Aim of the task – Output every entry exactly, from the first line to the last.

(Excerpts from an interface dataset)
== == ==

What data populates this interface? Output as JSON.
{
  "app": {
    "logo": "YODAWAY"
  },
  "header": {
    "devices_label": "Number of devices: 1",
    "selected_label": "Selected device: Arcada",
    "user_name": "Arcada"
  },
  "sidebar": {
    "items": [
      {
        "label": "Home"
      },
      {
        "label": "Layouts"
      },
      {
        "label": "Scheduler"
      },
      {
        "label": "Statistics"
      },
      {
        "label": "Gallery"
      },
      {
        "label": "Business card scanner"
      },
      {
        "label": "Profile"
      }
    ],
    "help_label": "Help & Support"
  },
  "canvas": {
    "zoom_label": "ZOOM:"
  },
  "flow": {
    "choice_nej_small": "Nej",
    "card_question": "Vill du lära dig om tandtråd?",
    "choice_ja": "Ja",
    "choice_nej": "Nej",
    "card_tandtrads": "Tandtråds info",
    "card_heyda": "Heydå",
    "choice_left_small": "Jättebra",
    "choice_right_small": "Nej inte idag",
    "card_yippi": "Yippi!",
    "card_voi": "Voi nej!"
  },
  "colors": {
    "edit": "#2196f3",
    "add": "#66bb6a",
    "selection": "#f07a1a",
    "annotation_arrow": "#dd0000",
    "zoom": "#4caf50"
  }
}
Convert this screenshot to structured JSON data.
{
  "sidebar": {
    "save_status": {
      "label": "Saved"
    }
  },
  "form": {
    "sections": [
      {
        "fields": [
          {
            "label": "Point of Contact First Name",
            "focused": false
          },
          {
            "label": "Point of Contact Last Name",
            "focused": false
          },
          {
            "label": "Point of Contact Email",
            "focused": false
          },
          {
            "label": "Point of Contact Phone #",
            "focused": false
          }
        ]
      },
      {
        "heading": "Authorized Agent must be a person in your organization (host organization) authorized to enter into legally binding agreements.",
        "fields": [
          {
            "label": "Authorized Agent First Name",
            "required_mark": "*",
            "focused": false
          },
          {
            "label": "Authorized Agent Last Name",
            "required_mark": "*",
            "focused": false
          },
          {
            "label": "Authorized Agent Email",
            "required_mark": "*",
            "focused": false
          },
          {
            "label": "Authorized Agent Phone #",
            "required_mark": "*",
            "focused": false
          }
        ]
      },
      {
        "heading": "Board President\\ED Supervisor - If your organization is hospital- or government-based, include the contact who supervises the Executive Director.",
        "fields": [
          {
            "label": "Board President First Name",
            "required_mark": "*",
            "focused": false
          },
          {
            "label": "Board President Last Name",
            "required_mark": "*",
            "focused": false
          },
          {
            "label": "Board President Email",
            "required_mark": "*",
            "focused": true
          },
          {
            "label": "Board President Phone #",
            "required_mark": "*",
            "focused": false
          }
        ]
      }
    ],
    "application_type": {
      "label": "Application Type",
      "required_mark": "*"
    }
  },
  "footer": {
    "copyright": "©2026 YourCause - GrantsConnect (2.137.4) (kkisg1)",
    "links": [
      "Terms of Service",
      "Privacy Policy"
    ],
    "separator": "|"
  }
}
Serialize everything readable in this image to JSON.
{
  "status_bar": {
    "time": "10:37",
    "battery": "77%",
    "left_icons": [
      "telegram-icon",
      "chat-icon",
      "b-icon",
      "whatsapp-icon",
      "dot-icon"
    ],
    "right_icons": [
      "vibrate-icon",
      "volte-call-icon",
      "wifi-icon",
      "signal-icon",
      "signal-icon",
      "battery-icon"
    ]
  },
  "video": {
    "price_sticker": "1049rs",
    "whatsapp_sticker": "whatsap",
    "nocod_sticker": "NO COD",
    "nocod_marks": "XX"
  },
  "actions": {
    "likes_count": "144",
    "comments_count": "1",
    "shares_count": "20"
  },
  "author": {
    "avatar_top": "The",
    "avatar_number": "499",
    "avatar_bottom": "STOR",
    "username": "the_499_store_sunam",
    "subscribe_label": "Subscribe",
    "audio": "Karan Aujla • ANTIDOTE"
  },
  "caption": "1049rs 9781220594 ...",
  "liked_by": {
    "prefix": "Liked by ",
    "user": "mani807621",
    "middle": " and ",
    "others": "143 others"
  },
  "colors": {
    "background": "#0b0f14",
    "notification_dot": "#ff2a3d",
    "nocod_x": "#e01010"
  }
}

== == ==

Finished exercise –
What data populates this interface? Output as JSON.
{
  "app": {
    "logo": "YODAWAY"
  },
  "header": {
    "devices_label": "Number of devices: 1",
    "selected_label": "Selected device: Arcada",
    "user_name": "Arcada"
  },
  "sidebar": {
    "items": [
      {
        "label": "Home"
      },
      {
        "label": "Layouts"
      },
      {
        "label": "Scheduler"
      },
      {
        "label": "Statistics"
      },
      {
        "label": "Gallery"
      },
      {
        "label": "Business card scanner"
      },
      {
        "label": "Profile"
      }
    ],
    "help_label": "Help & Support"
  },
  "canvas": {
    "zoom_label": "ZOOM:"
  },
  "flow": {
    "choice_nej_small": "Nej",
    "card_question": "Vill du lära dig om tandtråd?",
    "choice_ja": "Ja",
    "choice_nej": "Nej",
    "card_tandtrads": "Tandtråds info",
    "card_heyda": "Heydå",
    "choice_left_small": "Jättebra",
    "choice_right_small": "Nej inte idag",
    "card_yippi": "Yippi!",
    "card_voi": "Voi nej!"
  },
  "colors": {
    "edit": "#2196f3",
    "add": "#66bb6a",
    "selection": "#f07a1a",
    "annotation_arrow": "#dd0000",
    "zoom": "#4caf50"
  }
}
Convert this screenshot to structured JSON data.
{
  "sidebar": {
    "save_status": {
      "label": "Saved"
    }
  },
  "form": {
    "sections": [
      {
        "fields": [
          {
            "label": "Point of Contact First Name",
            "focused": false
          },
          {
            "label": "Point of Contact Last Name",
            "focused": false
          },
          {
            "label": "Point of Contact Email",
            "focused": false
          },
          {
            "label": "Point of Contact Phone #",
            "focused": false
          }
        ]
      },
      {
        "heading": "Authorized Agent must be a person in your organization (host organization) authorized to enter into legally binding agreements.",
        "fields": [
          {
            "label": "Authorized Agent First Name",
            "required_mark": "*",
            "focused": false
          },
          {
            "label": "Authorized Agent Last Name",
            "required_mark": "*",
            "focused": false
          },
          {
            "label": "Authorized Agent Email",
            "required_mark": "*",
            "focused": false
          },
          {
            "label": "Authorized Agent Phone #",
            "required_mark": "*",
            "focused": false
          }
        ]
      },
      {
        "heading": "Board President\\ED Supervisor - If your organization is hospital- or government-based, include the contact who supervises the Executive Director.",
        "fields": [
          {
            "label": "Board President First Name",
            "required_mark": "*",
            "focused": false
          },
          {
            "label": "Board President Last Name",
            "required_mark": "*",
            "focused": false
          },
          {
            "label": "Board President Email",
            "required_mark": "*",
            "focused": true
          },
          {
            "label": "Board President Phone #",
            "required_mark": "*",
            "focused": false
          }
        ]
      }
    ],
    "application_type": {
      "label": "Application Type",
      "required_mark": "*"
    }
  },
  "footer": {
    "copyright": "©2026 YourCause - GrantsConnect (2.137.4) (kkisg1)",
    "links": [
      "Terms of Service",
      "Privacy Policy"
    ],
    "separator": "|"
  }
}
Serialize everything readable in this image to JSON.
{
  "status_bar": {
    "time": "10:37",
    "battery": "77%",
    "left_icons": [
      "telegram-icon",
      "chat-icon",
      "b-icon",
      "whatsapp-icon",
      "dot-icon"
    ],
    "right_icons": [
      "vibrate-icon",
      "volte-call-icon",
      "wifi-icon",
      "signal-icon",
      "signal-icon",
      "battery-icon"
    ]
  },
  "video": {
    "price_sticker": "1049rs",
    "whatsapp_sticker": "whatsap",
    "nocod_sticker": "NO COD",
    "nocod_marks": "XX"
  },
  "actions": {
    "likes_count": "144",
    "comments_count": "1",
    "shares_count": "20"
  },
  "author": {
    "avatar_top": "The",
    "avatar_number": "499",
    "avatar_bottom": "STOR",
    "username": "the_499_store_sunam",
    "subscribe_label": "Subscribe",
    "audio": "Karan Aujla • ANTIDOTE"
  },
  "caption": "1049rs 9781220594 ...",
  "liked_by": {
    "prefix": "Liked by ",
    "user": "mani807621",
    "middle": " and ",
    "others": "143 others"
  },
  "colors": {
    "background": "#0b0f14",
    "notification_dot": "#ff2a3d",
    "nocod_x": "#e01010"
  }
}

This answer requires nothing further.